Why Setters and Getters are considered a code smell in your Aggregate Roots

23Jan11

Say we are not concerned with the query side of things (because we have an autonomous query service that need not know about your aggregate roots). With that in mind, in which cases do we need to know about the aggregate root private data?

I can think of one case – when checking for duplication. Then we would have to

    • Be happy with eventual consistency (ie some check before actually trying to save) or
    • rely on the persistence layer for uniqueness and on failure, get a meaningful  error.

In any other situation, we are likely to be doing something that is meaningful to your domain. For example, lets pretend a product stock amount had to change, the code would look like this

Product product = _repository.Get(id);
product.Stock = 2;
_repository.Save(product);

class Product
{
     public int Stock {get; set;}
}

That code would have probably lived in a service, or even worse, in a controller What are the problems with this?

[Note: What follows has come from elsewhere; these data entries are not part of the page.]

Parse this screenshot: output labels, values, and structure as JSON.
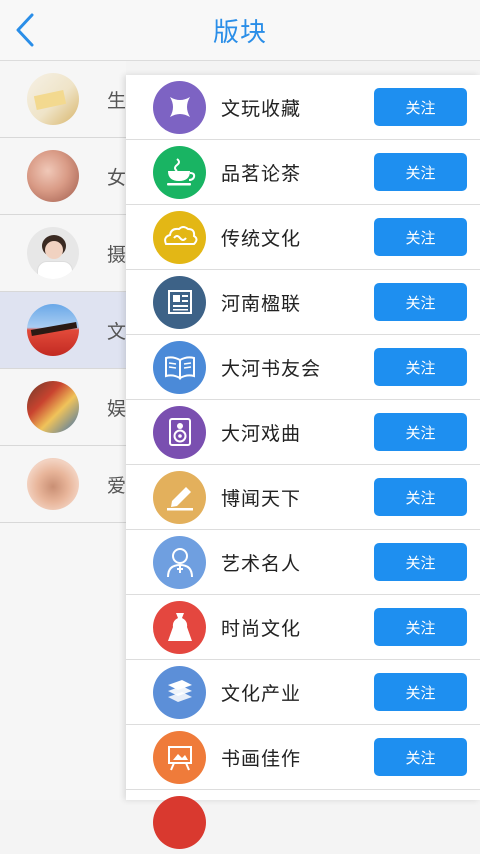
{
  "header": {
    "title": "版块",
    "back_icon": "chevron-left-icon"
  },
  "colors": {
    "accent": "#1e8ff0",
    "active_bg": "#dfe3f1"
  },
  "left_menu": [
    {
      "label": "生",
      "active": false
    },
    {
      "label": "女",
      "active": false
    },
    {
      "label": "摄",
      "active": false
    },
    {
      "label": "文",
      "active": true
    },
    {
      "label": "娱",
      "active": false
    },
    {
      "label": "爱",
      "active": false
    }
  ],
  "boards": [
    {
      "name": "文玩收藏",
      "icon": "antique-icon",
      "color": "#7d63c3",
      "button": "关注"
    },
    {
      "name": "品茗论茶",
      "icon": "tea-cup-icon",
      "color": "#19b463",
      "button": "关注"
    },
    {
      "name": "传统文化",
      "icon": "auspicious-cloud-icon",
      "color": "#e3b715",
      "button": "关注"
    },
    {
      "name": "河南楹联",
      "icon": "newspaper-icon",
      "color": "#3d6287",
      "button": "关注"
    },
    {
      "name": "大河书友会",
      "icon": "open-book-icon",
      "color": "#4b8ad8",
      "button": "关注"
    },
    {
      "name": "大河戏曲",
      "icon": "speaker-icon",
      "color": "#7a4fb0",
      "button": "关注"
    },
    {
      "name": "博闻天下",
      "icon": "pen-icon",
      "color": "#e3b05c",
      "button": "关注"
    },
    {
      "name": "艺术名人",
      "icon": "person-icon",
      "color": "#6f9fe0",
      "button": "关注"
    },
    {
      "name": "时尚文化",
      "icon": "dress-icon",
      "color": "#e4473f",
      "button": "关注"
    },
    {
      "name": "文化产业",
      "icon": "stacked-books-icon",
      "color": "#5c8fd8",
      "button": "关注"
    },
    {
      "name": "书画佳作",
      "icon": "easel-icon",
      "color": "#ef7b3a",
      "button": "关注"
    }
  ]
}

  • Lack of intent. When you look at the code for Product, you’ ll see a Stock (or quantity) property, and in this case its a pretty simple field. However you have no idea from looking at the code, how this property is used.
  • Possible implicit behaviour. There is always a chance that the setter contains some logic .
  • Context, perhaps adding Stock has certain rules, maybe when >100 are received  then someone has to be notified, or they need to be moved to another warehouse.

Instead, you can write an AddStock method, which in reality would do something a bit more explicit ( I m sure you could call it StockDelivered or similar, but I guess it depends on your domain …)

Product product = _repository.Get(id);
product.AddStock(45);
_repository.Save(product);


// and in the product AR
class Product
{
       public void AddStock(int receivedStock)
		{
			Contract.Requires<ArgumentException>(receivedStock>= 0);
		   	_stock += receivedStock;
		}
}

This is a more explicit  design. However, the question of testability comes to mind, and the way you write your tests depends on the flavour of DDD you are using. If you are using DDD with CQRS/ES, then you would be publishing an event with the changes. If you are not, then you could rely on checking the product stock before and after the operation, through a query service.

 

Related Articles

The Flawed theory behind unit testing (Feathers)

Doing it wrong: getters and setters

Advertisements


No Responses Yet to “Why Setters and Getters are considered a code smell in your Aggregate Roots”

  1. Leave a Comment

Leave a Reply

Fill in your details below or click an icon to log in:

WordPress.com Logo

You are commenting using your WordPress.com account. Log Out / Change )

Twitter picture

You are commenting using your Twitter account. Log Out / Change )

Facebook photo

You are commenting using your Facebook account. Log Out / Change )

Google+ photo

You are commenting using your Google+ account. Log Out / Change )

Connecting to %s


%d bloggers like this: